Element data from apps and pages
· · ·
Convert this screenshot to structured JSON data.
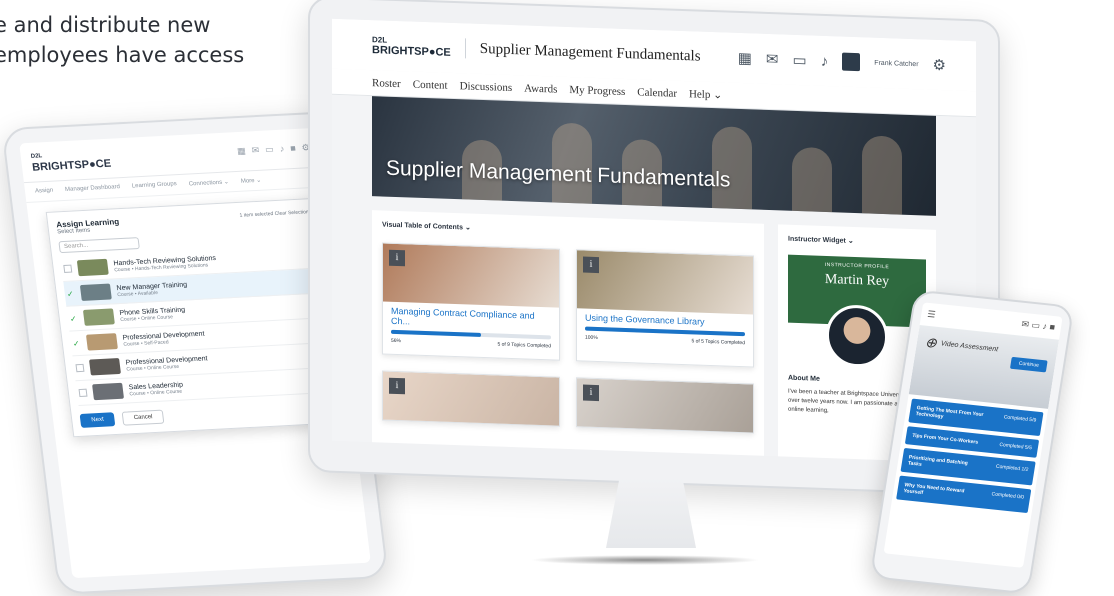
{
  "copy": {
    "line1": "e and distribute new",
    "line2": "employees have access"
  },
  "monitor": {
    "brand_top": "D2L",
    "brand_bottom": "BRIGHTSP●CE",
    "course_title": "Supplier Management Fundamentals",
    "user_name": "Frank Catcher",
    "nav": [
      "Roster",
      "Content",
      "Discussions",
      "Awards",
      "My Progress",
      "Calendar",
      "Help ⌄"
    ],
    "banner_title": "Supplier Management Fundamentals",
    "vtoc_title": "Visual Table of Contents ⌄",
    "cards": [
      {
        "title": "Managing Contract Compliance and Ch...",
        "percent": "56%",
        "progress": 0.56,
        "topics": "5 of 9 Topics Completed",
        "color": "#b07a5a"
      },
      {
        "title": "Using the Governance Library",
        "percent": "100%",
        "progress": 1.0,
        "topics": "5 of 5 Topics Completed",
        "color": "#9a8a6a"
      }
    ],
    "widget_title": "Instructor Widget ⌄",
    "profile_label": "INSTRUCTOR PROFILE",
    "instructor_name": "Martin Rey",
    "about_heading": "About Me",
    "about_text": "I've been a teacher at Brightspace University for over twelve years now. I am passionate about online learning,"
  },
  "tablet": {
    "brand_top": "D2L",
    "brand_bottom": "BRIGHTSP●CE",
    "nav": [
      "Assign",
      "Manager Dashboard",
      "Learning Groups",
      "Connections ⌄",
      "More ⌄"
    ],
    "panel_title": "Assign Learning",
    "panel_sub": "Select Items",
    "selected_info": "1 item selected  Clear Selection",
    "search_placeholder": "Search...",
    "rows": [
      {
        "name": "Hands-Tech Reviewing Solutions",
        "meta": "Course • Hands-Tech Reviewing Solutions",
        "checked": false,
        "active": false
      },
      {
        "name": "New Manager Training",
        "meta": "Course • Available",
        "checked": true,
        "active": true
      },
      {
        "name": "Phone Skills Training",
        "meta": "Course • Online Course",
        "checked": true,
        "active": false
      },
      {
        "name": "Professional Development",
        "meta": "Course • Self-Paced",
        "checked": true,
        "active": false
      },
      {
        "name": "Professional Development",
        "meta": "Course • Online Course",
        "checked": false,
        "active": false
      },
      {
        "name": "Sales Leadership",
        "meta": "Course • Online Course",
        "checked": false,
        "active": false
      }
    ],
    "next_label": "Next",
    "cancel_label": "Cancel"
  },
  "phone": {
    "title": "Video Assessment",
    "continue_label": "Continue",
    "items": [
      {
        "title": "Getting The Most From Your Technology",
        "status": "Completed 5/9"
      },
      {
        "title": "Tips From Your Co-Workers",
        "status": "Completed 5/5"
      },
      {
        "title": "Prioritizing and Batching Tasks",
        "status": "Completed 1/2"
      },
      {
        "title": "Why You Need to Reward Yourself",
        "status": "Completed 0/0"
      }
    ]
  }
}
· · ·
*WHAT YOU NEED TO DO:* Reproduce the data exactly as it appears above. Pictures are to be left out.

*ANSWER BELOW:*
Convert this screenshot to structured JSON data.
{
  "copy": {
    "line1": "e and distribute new",
    "line2": "employees have access"
  },
  "monitor": {
    "brand_top": "D2L",
    "brand_bottom": "BRIGHTSP●CE",
    "course_title": "Supplier Management Fundamentals",
    "user_name": "Frank Catcher",
    "nav": [
      "Roster",
      "Content",
      "Discussions",
      "Awards",
      "My Progress",
      "Calendar",
      "Help ⌄"
    ],
    "banner_title": "Supplier Management Fundamentals",
    "vtoc_title": "Visual Table of Contents ⌄",
    "cards": [
      {
        "title": "Managing Contract Compliance and Ch...",
        "percent": "56%",
        "progress": 0.56,
        "topics": "5 of 9 Topics Completed",
        "color": "#b07a5a"
      },
      {
        "title": "Using the Governance Library",
        "percent": "100%",
        "progress": 1.0,
        "topics": "5 of 5 Topics Completed",
        "color": "#9a8a6a"
      }
    ],
    "widget_title": "Instructor Widget ⌄",
    "profile_label": "INSTRUCTOR PROFILE",
    "instructor_name": "Martin Rey",
    "about_heading": "About Me",
    "about_text": "I've been a teacher at Brightspace University for over twelve years now. I am passionate about online learning,"
  },
  "tablet": {
    "brand_top": "D2L",
    "brand_bottom": "BRIGHTSP●CE",
    "nav": [
      "Assign",
      "Manager Dashboard",
      "Learning Groups",
      "Connections ⌄",
      "More ⌄"
    ],
    "panel_title": "Assign Learning",
    "panel_sub": "Select Items",
    "selected_info": "1 item selected  Clear Selection",
    "search_placeholder": "Search...",
    "rows": [
      {
        "name": "Hands-Tech Reviewing Solutions",
        "meta": "Course • Hands-Tech Reviewing Solutions",
        "checked": false,
        "active": false
      },
      {
        "name": "New Manager Training",
        "meta": "Course • Available",
        "checked": true,
        "active": true
      },
      {
        "name": "Phone Skills Training",
        "meta": "Course • Online Course",
        "checked": true,
        "active": false
      },
      {
        "name": "Professional Development",
        "meta": "Course • Self-Paced",
        "checked": true,
        "active": false
      },
      {
        "name": "Professional Development",
        "meta": "Course • Online Course",
        "checked": false,
        "active": false
      },
      {
        "name": "Sales Leadership",
        "meta": "Course • Online Course",
        "checked": false,
        "active": false
      }
    ],
    "next_label": "Next",
    "cancel_label": "Cancel"
  },
  "phone": {
    "title": "Video Assessment",
    "continue_label": "Continue",
    "items": [
      {
        "title": "Getting The Most From Your Technology",
        "status": "Completed 5/9"
      },
      {
        "title": "Tips From Your Co-Workers",
        "status": "Completed 5/5"
      },
      {
        "title": "Prioritizing and Batching Tasks",
        "status": "Completed 1/2"
      },
      {
        "title": "Why You Need to Reward Yourself",
        "status": "Completed 0/0"
      }
    ]
  }
}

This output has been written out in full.